== PROBLEM TO WORK ON ==
What is needed is the full set of records, word for word, with no pictures.

[PROVIDED INFORMATION — start]

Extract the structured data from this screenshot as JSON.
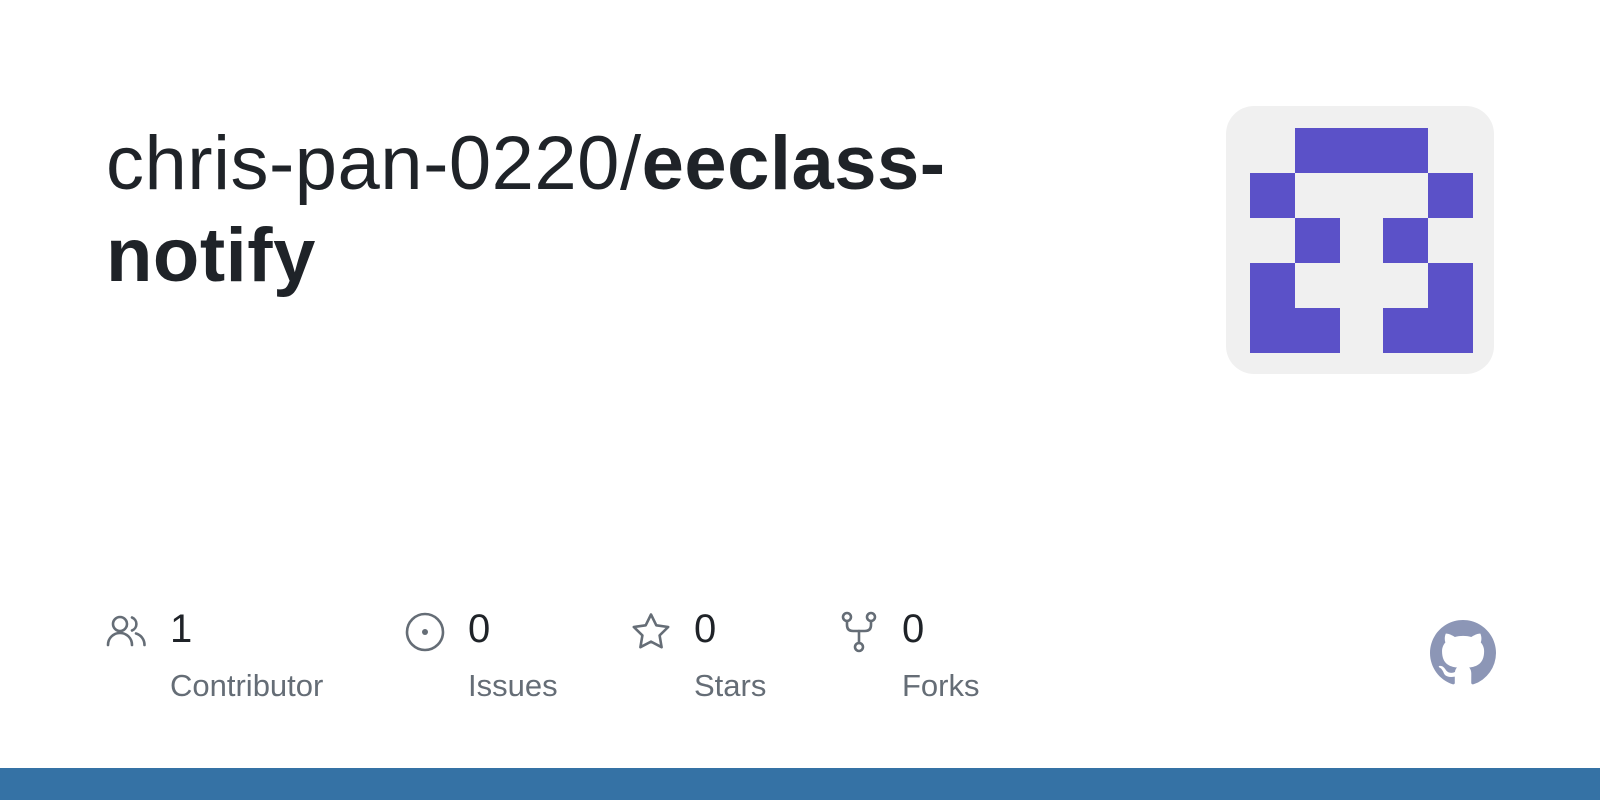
{
  "repo": {
    "owner": "chris-pan-0220/",
    "name": "eeclass-notify"
  },
  "stats": [
    {
      "icon": "people-icon",
      "count": "1",
      "label": "Contributor"
    },
    {
      "icon": "issue-icon",
      "count": "0",
      "label": "Issues"
    },
    {
      "icon": "star-icon",
      "count": "0",
      "label": "Stars"
    },
    {
      "icon": "fork-icon",
      "count": "0",
      "label": "Forks"
    }
  ],
  "colors": {
    "avatar_fg": "#5b51c8",
    "avatar_bg": "#f0f0f0",
    "language_bar": "#3572a5",
    "muted_text": "#656d76",
    "icon": "#656d76",
    "github_mark": "#8c96b6"
  },
  "icons": {
    "avatar": "identicon-avatar",
    "brand": "github-mark-icon"
  }
}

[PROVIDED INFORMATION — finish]

== RESULT ==
Extract the structured data from this screenshot as JSON.
{
  "repo": {
    "owner": "chris-pan-0220/",
    "name": "eeclass-notify"
  },
  "stats": [
    {
      "icon": "people-icon",
      "count": "1",
      "label": "Contributor"
    },
    {
      "icon": "issue-icon",
      "count": "0",
      "label": "Issues"
    },
    {
      "icon": "star-icon",
      "count": "0",
      "label": "Stars"
    },
    {
      "icon": "fork-icon",
      "count": "0",
      "label": "Forks"
    }
  ],
  "colors": {
    "avatar_fg": "#5b51c8",
    "avatar_bg": "#f0f0f0",
    "language_bar": "#3572a5",
    "muted_text": "#656d76",
    "icon": "#656d76",
    "github_mark": "#8c96b6"
  },
  "icons": {
    "avatar": "identicon-avatar",
    "brand": "github-mark-icon"
  }
}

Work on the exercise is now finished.